====== Provided information
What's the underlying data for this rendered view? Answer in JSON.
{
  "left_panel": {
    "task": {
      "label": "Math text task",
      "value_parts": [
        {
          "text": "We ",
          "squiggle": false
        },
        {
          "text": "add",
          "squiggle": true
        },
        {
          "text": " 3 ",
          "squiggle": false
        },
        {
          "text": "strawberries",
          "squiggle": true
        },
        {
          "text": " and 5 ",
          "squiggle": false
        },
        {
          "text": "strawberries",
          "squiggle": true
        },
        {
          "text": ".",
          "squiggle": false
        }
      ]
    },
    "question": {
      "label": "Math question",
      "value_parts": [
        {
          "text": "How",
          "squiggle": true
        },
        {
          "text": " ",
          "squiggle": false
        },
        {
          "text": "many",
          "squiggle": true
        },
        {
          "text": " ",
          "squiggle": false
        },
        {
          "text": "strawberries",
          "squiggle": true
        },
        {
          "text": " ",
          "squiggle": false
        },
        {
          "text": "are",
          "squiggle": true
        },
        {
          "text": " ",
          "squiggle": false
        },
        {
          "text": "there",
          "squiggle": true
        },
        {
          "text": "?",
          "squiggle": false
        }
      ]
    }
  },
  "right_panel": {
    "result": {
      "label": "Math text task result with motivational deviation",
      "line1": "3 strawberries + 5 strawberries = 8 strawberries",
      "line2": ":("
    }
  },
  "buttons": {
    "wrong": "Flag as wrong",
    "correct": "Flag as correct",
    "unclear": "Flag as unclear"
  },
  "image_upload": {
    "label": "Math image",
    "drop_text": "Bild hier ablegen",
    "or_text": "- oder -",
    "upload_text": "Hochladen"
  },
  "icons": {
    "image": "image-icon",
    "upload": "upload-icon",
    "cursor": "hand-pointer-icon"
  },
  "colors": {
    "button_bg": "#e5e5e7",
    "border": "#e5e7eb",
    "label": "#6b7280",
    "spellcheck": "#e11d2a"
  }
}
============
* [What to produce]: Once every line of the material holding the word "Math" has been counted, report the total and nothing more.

* [Solution to this problem]: 4